Web page and app entries:
........

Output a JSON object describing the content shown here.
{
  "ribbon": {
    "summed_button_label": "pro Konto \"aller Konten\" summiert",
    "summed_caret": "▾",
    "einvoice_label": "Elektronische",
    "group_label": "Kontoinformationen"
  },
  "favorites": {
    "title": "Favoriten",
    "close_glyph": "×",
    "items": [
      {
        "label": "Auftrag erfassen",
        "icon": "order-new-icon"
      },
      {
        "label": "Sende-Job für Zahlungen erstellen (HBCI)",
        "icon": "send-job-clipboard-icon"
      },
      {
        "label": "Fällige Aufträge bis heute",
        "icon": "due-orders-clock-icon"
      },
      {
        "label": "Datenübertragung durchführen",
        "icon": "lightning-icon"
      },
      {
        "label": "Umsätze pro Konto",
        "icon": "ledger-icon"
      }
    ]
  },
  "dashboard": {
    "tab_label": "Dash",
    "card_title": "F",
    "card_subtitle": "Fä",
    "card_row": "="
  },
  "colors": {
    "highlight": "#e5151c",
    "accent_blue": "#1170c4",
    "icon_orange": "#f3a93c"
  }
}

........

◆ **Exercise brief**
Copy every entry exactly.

◆ **Written answer**
Output a JSON object describing the content shown here.
{
  "ribbon": {
    "summed_button_label": "pro Konto \"aller Konten\" summiert",
    "summed_caret": "▾",
    "einvoice_label": "Elektronische",
    "group_label": "Kontoinformationen"
  },
  "favorites": {
    "title": "Favoriten",
    "close_glyph": "×",
    "items": [
      {
        "label": "Auftrag erfassen",
        "icon": "order-new-icon"
      },
      {
        "label": "Sende-Job für Zahlungen erstellen (HBCI)",
        "icon": "send-job-clipboard-icon"
      },
      {
        "label": "Fällige Aufträge bis heute",
        "icon": "due-orders-clock-icon"
      },
      {
        "label": "Datenübertragung durchführen",
        "icon": "lightning-icon"
      },
      {
        "label": "Umsätze pro Konto",
        "icon": "ledger-icon"
      }
    ]
  },
  "dashboard": {
    "tab_label": "Dash",
    "card_title": "F",
    "card_subtitle": "Fä",
    "card_row": "="
  },
  "colors": {
    "highlight": "#e5151c",
    "accent_blue": "#1170c4",
    "icon_orange": "#f3a93c"
  }
}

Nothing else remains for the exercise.